nytheatre.com review by Martin Denton
October 5, 2012
Jack Kerouac-style beat poetry meets Grand Guignol horror theater in Barbicide, the new play by Sean Pomposello that is premiering at the Players Theatre under the auspices of The Theatre Project. The poetry is what makes this show not just distinctive but quite awesomely entertaining, along with the performances of a superb cast, headed by the enormously talented Arthur Aulisi in no fewer than four roles.
Barbicide re-tells the tale of Sweeney Todd—now most famous as the basis for a Sondheim musical, though a staple of the horror circuit for nearly two centuries now (check out the Wikipedia article for a recounting of some of the forms it has taken over the years). Pomposello sets his version in Queens, New York, in 1964, at the time of the World's Fair. Toddesco is an Italian barber returning to his old neighborhood in Flushing after 20 years in the state penitentiary. He was framed for murder by a local gangster known as "The Judge" who had coveted Toddesco's beautiful wife Lucia. Toddesco's daughter, Jo, is now The Judge's ward and soon-to-be-wife.
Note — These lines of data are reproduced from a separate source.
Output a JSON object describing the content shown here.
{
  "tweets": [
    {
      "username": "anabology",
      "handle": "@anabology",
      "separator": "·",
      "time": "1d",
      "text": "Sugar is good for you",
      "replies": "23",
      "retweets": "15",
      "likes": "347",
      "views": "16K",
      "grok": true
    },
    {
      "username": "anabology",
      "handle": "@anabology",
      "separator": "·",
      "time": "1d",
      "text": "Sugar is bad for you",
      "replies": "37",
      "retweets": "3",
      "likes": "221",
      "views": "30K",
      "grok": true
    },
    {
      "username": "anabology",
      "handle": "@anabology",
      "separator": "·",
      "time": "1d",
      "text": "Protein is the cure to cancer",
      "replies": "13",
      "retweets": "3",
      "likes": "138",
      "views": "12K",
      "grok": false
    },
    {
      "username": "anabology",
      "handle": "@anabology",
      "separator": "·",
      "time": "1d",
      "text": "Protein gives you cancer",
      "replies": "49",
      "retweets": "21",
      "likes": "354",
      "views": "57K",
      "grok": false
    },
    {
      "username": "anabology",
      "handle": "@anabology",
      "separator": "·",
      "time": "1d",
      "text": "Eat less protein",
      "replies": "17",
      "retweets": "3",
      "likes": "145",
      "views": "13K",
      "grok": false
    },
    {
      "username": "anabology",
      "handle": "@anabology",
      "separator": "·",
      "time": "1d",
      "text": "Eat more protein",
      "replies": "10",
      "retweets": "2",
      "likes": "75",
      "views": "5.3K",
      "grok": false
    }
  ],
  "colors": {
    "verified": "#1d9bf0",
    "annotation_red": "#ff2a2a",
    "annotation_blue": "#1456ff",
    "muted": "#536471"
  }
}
But Toddesco has revenge on his mind, and when he teams up with Ms. Lionetti, who runs the pizza parlor below his former barber shop, a grotesque and horrifying tale of vengeance and murder unfolds.
Pomposello's rendition is quite faithful to the story told in Sondheim and Hugh Wheeler's musical; if you know it well, you won't find much surprising here, plot-wise. The delight instead comes from seeing the ingenious and clever ways that the details have been mapped to the milieu of Barbicide. And for the many people in the audience on the night I attended who didn't know the story, there were clearly plenty of moments of surprise and shock.
Pomposello's language in this play is gorgeous—vivid and imagistic, but entirely true to the earthy Italian Americans who populate the tale.
Either Pomposello or director Christian Amato or both came up with the novel idea to have just four actors perform the play, and the double casting is designed to provide the two leading actors with tour de force material. Douglas Sharf plays Ant Knee (say it out loud), a former sailor who befriends Toddesco on the Greyhound Bus back to NYC from Upstate, and also Toby, a street kid who works for a rival barber named Porello. Aulisi plays not only Toddesco but also his nemesis The Judge, along with The Judge's assistant (a goon named The Gooch) and the just-mentioned Porello. I have been a huge Arthur Aulisi fan for more than a decade now, but I've never seen him have the opportunity to show as much range and depth as he gets here in Barbicide. It's a magisterial performance by one of indie theater' great unsung heroes, and I hope a lot of people will get a chance to see it.
Which is not meant to take anything away from the skillful Sharf; or from Paulette Oliva, who plays the pragmatic Ms. Lionetti as well as a local Beggar Woman; or Angie Atkinson, who portrays Jo with far more street smarts and self-reliance than I was expecting. This is a fine cast, and they serve Pomposello's characters and poetry well.
The show is performed on a unit set (uncredited) that works well; lighting by Rachel Sevedge and costumes by Brianna Hurley are outstanding. I wished that the transitions between scenes were quicker, though; each act is broken up into numerous segments, and the moments between them felt longer than they needed to.
But that's a quibble; I had a blast at Barbicide, really enjoying the craft of Pomposello's script and the expertise of Amato's cast. Whether or not this is your first encounter with Sweeney Todd AKA Toddesco, there will be plenty to ignite the giddy impulse we all share to get spooked.